There are British Muslims, who perform religious rites to venerate the graves of religious leaders in this country. If ISIS had their way, the worshippers and mystics at these shrines, who follow the traditions of their orders, would find their beliefs and practices banned and suppressed. Just as ISIS would kill and maim their non-Muslim friends and fellow citizens.

Timbuktu’s Ancient Heritage of Learning

As for the destruction of the library, Timbuktu was one of the richest towns in West Africa during the Middle Ages because of its position on the major gold trading route. So rich was the country, that when the ruler of Mali went on the pilgrimage to Mecca, the Hajj, in the 12th century, he took so much gold with him that it sent Egypt into recession.

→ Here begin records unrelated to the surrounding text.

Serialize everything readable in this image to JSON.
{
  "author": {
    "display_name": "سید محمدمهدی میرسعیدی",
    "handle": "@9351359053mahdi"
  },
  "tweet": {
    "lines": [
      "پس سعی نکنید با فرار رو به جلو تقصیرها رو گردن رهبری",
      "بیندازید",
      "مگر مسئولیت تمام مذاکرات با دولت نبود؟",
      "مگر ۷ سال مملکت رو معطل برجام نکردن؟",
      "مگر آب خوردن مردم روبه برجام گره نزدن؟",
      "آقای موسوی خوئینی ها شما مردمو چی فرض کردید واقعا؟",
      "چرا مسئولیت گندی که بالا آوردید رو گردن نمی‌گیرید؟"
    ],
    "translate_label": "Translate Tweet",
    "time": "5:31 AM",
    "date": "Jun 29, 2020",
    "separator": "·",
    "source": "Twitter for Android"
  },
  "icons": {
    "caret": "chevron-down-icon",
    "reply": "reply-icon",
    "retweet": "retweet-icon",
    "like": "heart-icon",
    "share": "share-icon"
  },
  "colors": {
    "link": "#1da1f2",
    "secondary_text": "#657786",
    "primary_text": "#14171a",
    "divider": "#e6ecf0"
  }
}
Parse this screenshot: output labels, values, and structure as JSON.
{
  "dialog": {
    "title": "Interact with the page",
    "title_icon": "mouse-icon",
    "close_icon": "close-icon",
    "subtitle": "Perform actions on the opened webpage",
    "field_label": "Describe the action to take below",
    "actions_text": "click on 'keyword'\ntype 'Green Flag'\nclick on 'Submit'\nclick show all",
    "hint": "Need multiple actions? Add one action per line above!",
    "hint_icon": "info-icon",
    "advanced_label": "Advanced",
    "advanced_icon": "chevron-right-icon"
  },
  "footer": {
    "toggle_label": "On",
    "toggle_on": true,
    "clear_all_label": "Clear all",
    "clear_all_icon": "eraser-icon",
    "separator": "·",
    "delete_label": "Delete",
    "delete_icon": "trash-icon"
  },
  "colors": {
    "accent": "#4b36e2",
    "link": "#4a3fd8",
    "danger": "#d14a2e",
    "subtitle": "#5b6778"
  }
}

Mali was not only rich, but cultured. Timbuktu was a university town, where the Islamic texts and doctrines were studied and copied. Not only that, but its scholars were also interest in the secular sciences that were pursued by Muslim scientists during the Middle Ages. One of the books shown to the Beeb’s Aminatta Forna in her programme on Timbuktu’s lost library was a scientific text arguing for a heliocentric model of the solar system. That’s the same model as proposed independently in Europe by Copernicus, in which the Earth goes round the Sun, rather than the usual medieval notion of the Sun and the planets going round the Earth.

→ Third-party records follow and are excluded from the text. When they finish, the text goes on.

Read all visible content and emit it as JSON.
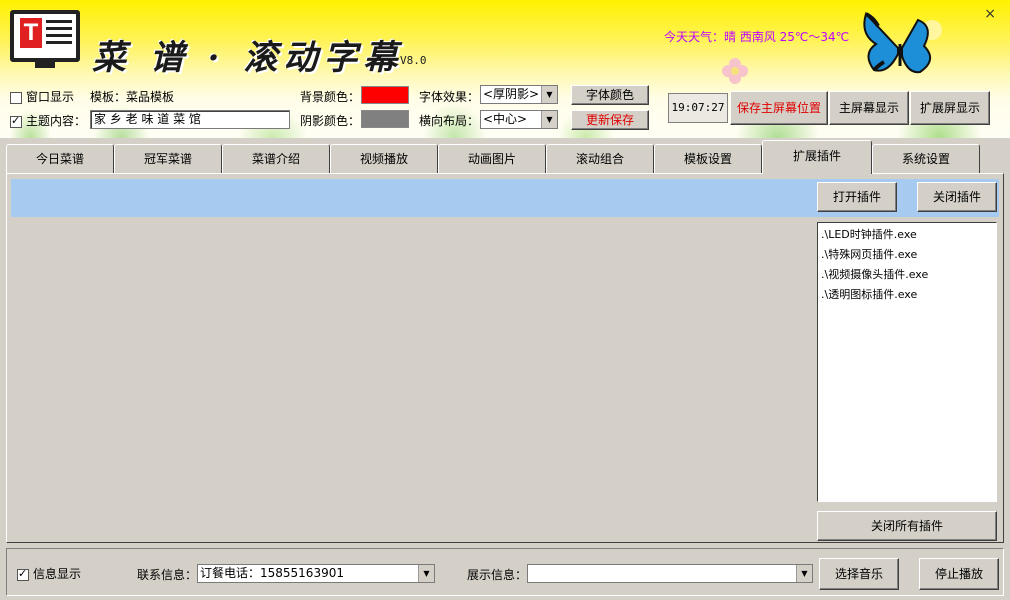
{
  "app": {
    "title": "菜 谱 · 滚动字幕",
    "version": "V8.0",
    "weather": "今天天气：晴  西南风  25℃～34℃",
    "close_glyph": "×",
    "logo_letter": "T"
  },
  "header": {
    "window_display_label": "窗口显示",
    "template_label": "模板：菜品模板",
    "subject_label": "主题内容：",
    "subject_value": "家 乡 老 味 道 菜 馆",
    "bg_color_label": "背景颜色：",
    "bg_color": "#ff0000",
    "shadow_color_label": "阴影颜色：",
    "shadow_color": "#808080",
    "font_effect_label": "字体效果：",
    "font_effect_value": "<厚阴影>",
    "layout_label": "横向布局：",
    "layout_value": "<中心>",
    "font_color_button": "字体颜色",
    "update_save_button": "更新保存",
    "clock": "19:07:27",
    "save_position_button": "保存主屏幕位置",
    "main_screen_button": "主屏幕显示",
    "ext_screen_button": "扩展屏显示"
  },
  "tabs": [
    {
      "label": "今日菜谱"
    },
    {
      "label": "冠军菜谱"
    },
    {
      "label": "菜谱介绍"
    },
    {
      "label": "视频播放"
    },
    {
      "label": "动画图片"
    },
    {
      "label": "滚动组合"
    },
    {
      "label": "模板设置"
    },
    {
      "label": "扩展插件"
    },
    {
      "label": "系统设置"
    }
  ],
  "active_tab": "扩展插件",
  "plugins": {
    "open_button": "打开插件",
    "close_button": "关闭插件",
    "close_all_button": "关闭所有插件",
    "items": [
      ".\\LED时钟插件.exe",
      ".\\特殊网页插件.exe",
      ".\\视频摄像头插件.exe",
      ".\\透明图标插件.exe"
    ]
  },
  "footer": {
    "info_display_label": "信息显示",
    "contact_label": "联系信息：",
    "contact_value": "订餐电话：15855163901",
    "display_info_label": "展示信息：",
    "display_info_value": "",
    "select_music_button": "选择音乐",
    "stop_play_button": "停止播放"
  },
  "colors": {
    "accent_blue": "#a6caf0",
    "weather_text": "#c000ff",
    "red_text": "#e00000"
  }
}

Forna’s programme was a fascinating documentary on the sheer wealth of the city’s and Mali’s medieval culture and learning. It’s also on Youtube. Here it is below. It’s nearly an hour, so not short, but well worth watching.

The modern Arabic word for literature is adabiyyat, which I understand is derived from adab, meaning manners, but also ‘culture’. ISIS in their destruction of the world’s cultural heritage and learning have shown themselves to be its enemies, both those of Muslims and non-Muslims. And if they continue, the world will be a much poorer place.

Girolamo Fracastoro: The Christian Father of Modern Pathology

May 15, 2013

Until the 19th century the favoured explanation for the origin and spread of disease was the miasma theory. This followed the ancient authors, who believed that disease was caused by bad smells. It’s the reason malaria has its name – mala aria, bad air. The germ theory of disease only became dominant in the 19th century, when medical science was able to confirm that disease was spread by micro-organisms. It is nevertheless a surprising fact that some physicians from the 16th century onwards came very close to a germ theory of disease. One of these was the classical Humanist and polymath Girolamo Fracastoro.

Fracastoro became a student at the University of Padua in 1501, the same year as Copernicus also enrolled at the university. He was interested in a wide range of scientific subjects, pursuing research and writing on medicine, pathology, physics, geology and astronomy. He also had good relations with the Church. In his long poem De Contagione et Contagiosis Morbis (Concerning the Contagion and Contagious Disease), published in 1546, Fracastoro advanced a modern theory of the spread of epidemics. He believed they were spread by little particles or seeds, and identified three different types of illness.

The first were those spread by person to person contact, such as leprosy, scabies and respiratory tuberculosis. The second were spread by utensils, beclothes and other items, with which infected people had come into contact. These were the vectors – the causes of transmission – of some of the fevers. The third type were diseases such as smallpox, that could travel great distances.

A similar explanation for the spread of disease was later advanced in the 18th century by the French Academy of Science to explain outbreaks of plague. These later physicians considered that it was spread by small spores. In this instance Fracastoro was clearly far ahead of his time.

Apart from his medical writing, he was the first to recognise and describe the magnetic poles, and one of the first to propose the modern origin of fossil beds. He can thus be considered a true Renaissance Christian man of science.